20 February 2014: The Bird and Mammal Divisions are thrilled to welcome Sadic Waswa to The Field Museum. Sadic is a student at Makerere University in Uganda and is at the Field to collect data for his thesis. He's already been here for a few weeks acclimating to the cold and snow of a real Chicago winter and starting to collect data. You can read more about him and his project on the Students page.
12 February 2014: We're very excited to see some of the best biodiversity heat maps be made publicly available. They are based on a study originally published by Clinton Jenkins and colleagues in the prestigious PNAS journal in 2013. One thing that we love about them is how the Albertine Rift really stands out in many of the maps. For example, in Birds check out global bird diversity and non-passerines (the map labeled "non Passeriformes"). For Mammals check out global mammal diversity, rodents (Rodentia), and primates. Cool stuff!
28 January 2014: Our friend Innocent Balagizi wrote to let us know that he is defending is master's thesis this week. He sent us the abstract, which is posted in the Biodiversity and Conservation section on the Publications page. His research will have very important implications for plant conservation and biology education in eastern Congo, focusing on teaching about medicinal and wild food plants in the region's secondary schools. He writes, "We are working on medicinal and wild food plants of the eastern DRC for technology development and food security! Now we have a community outreach programme [based on] the experience of P-BEATRA." It's great to see the Field Museum's training programs in the region, like P-BEATRA, continuing to influence science and conservation in the Albertine Rift.
19 November 2013: Our Publications page continues to grow. Today we added two new papers from the Bonn zoological Bulletin by Field Museum and Roosevelt University mammalogist Julian C. Kerbis Peterhans and colleagues from DR Congo, Germany, and Uganda. These papers describe the mammal fauna of the poorly known southern Albertine Rift forests of Misotshi-Kabogo on the eastern shore of Lake Tanganyika and include the descriptions of four new species, two shrews and two insectivorous bats. The papers also suggest that other specimens collected may represent undescribed species. This clearly highlights the need for further biodiversity surveys in this region, one that has been difficult to access in recent years due to lack of infrastructure and civil strife. The papers can be downloaded in the Mammals section on the Publications page.

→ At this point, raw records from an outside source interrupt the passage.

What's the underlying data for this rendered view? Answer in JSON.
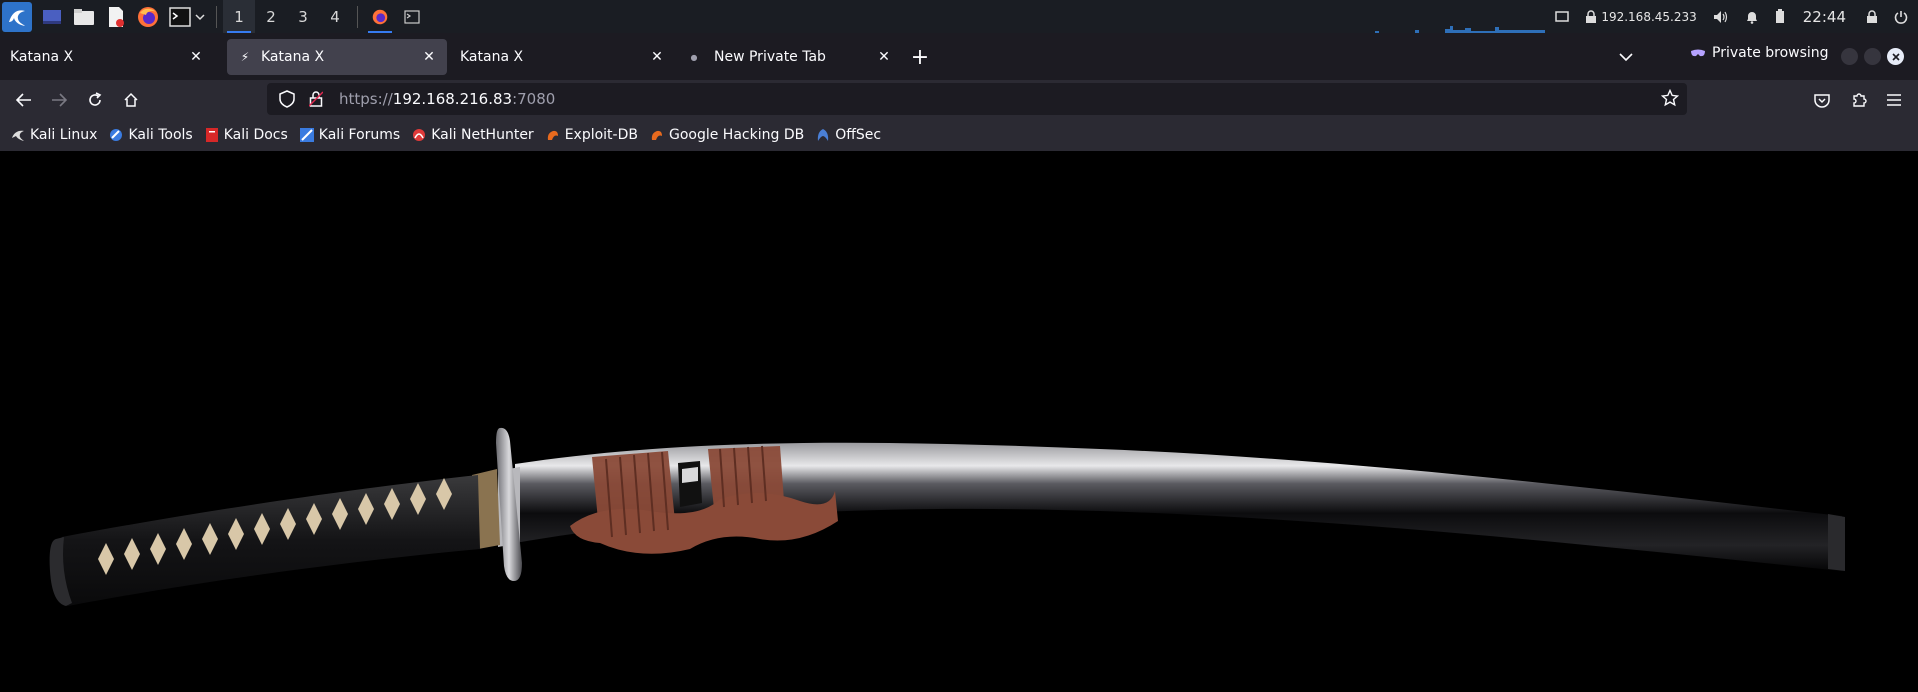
{
  "panel": {
    "workspaces": [
      "1",
      "2",
      "3",
      "4"
    ],
    "active_workspace": "1",
    "ip_address": "192.168.45.233",
    "clock": "22:44",
    "accent": "#367bf0"
  },
  "tabs": [
    {
      "label": "Katana X",
      "selected": false
    },
    {
      "label": "Katana X",
      "selected": true
    },
    {
      "label": "Katana X",
      "selected": false
    },
    {
      "label": "New Private Tab",
      "selected": false
    }
  ],
  "private_label": "Private browsing",
  "url": {
    "scheme": "https://",
    "host": "192.168.216.83",
    "port": ":7080"
  },
  "bookmarks": [
    {
      "label": "Kali Linux",
      "icon": "kali-dragon-icon"
    },
    {
      "label": "Kali Tools",
      "icon": "kali-tools-icon"
    },
    {
      "label": "Kali Docs",
      "icon": "kali-docs-icon"
    },
    {
      "label": "Kali Forums",
      "icon": "kali-forums-icon"
    },
    {
      "label": "Kali NetHunter",
      "icon": "nethunter-icon"
    },
    {
      "label": "Exploit-DB",
      "icon": "exploit-db-icon"
    },
    {
      "label": "Google Hacking DB",
      "icon": "ghdb-icon"
    },
    {
      "label": "OffSec",
      "icon": "offsec-icon"
    }
  ],
  "colors": {
    "panel_bg": "#1a1d23",
    "tabstrip_bg": "#1c1b22",
    "toolbar_bg": "#2b2a33",
    "content_bg": "#000000"
  }
}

The Field Museum has a long history of ornithological research in Africa dating back to inventory work by collectors working for the museum and extensive field work by curators W. R. Boulton (West Africa and Angola) and Melvin Traylor (Zambia, Botswana, Egypt and Sudan). The museum also purchased important historical collections of F. J. Jackson and V. G. L. van Someren (Kenya and Uganda) and smaller collections made by Goode (Cameroon) and D. Parelius (Ivory Coast). Since 1990, we have worked in Central African Republic, Democratic Republic of Congo, Uganda, Rwanda, Burundi, Malawi, Mozambique, South Africa, and Madagascar. These efforts include collecting specimens, training and providing support to African graduate students and conservation specialists, and conducting scientific research useful for setting conservation priorities in the region. All of our recent work has been in concert with local institutions and colleagues. In Malawi, for example, we have worked with the National Museums of Malawi to make modern surveys of birds throughout the country to understand morphological and genetic diversity in both birds and their parasites/pathogens. This collection may be the most comprehensive modern collection of birds and parasites from any African country, something that will allow comparative work on Malawian birds to be conducted for generations to come.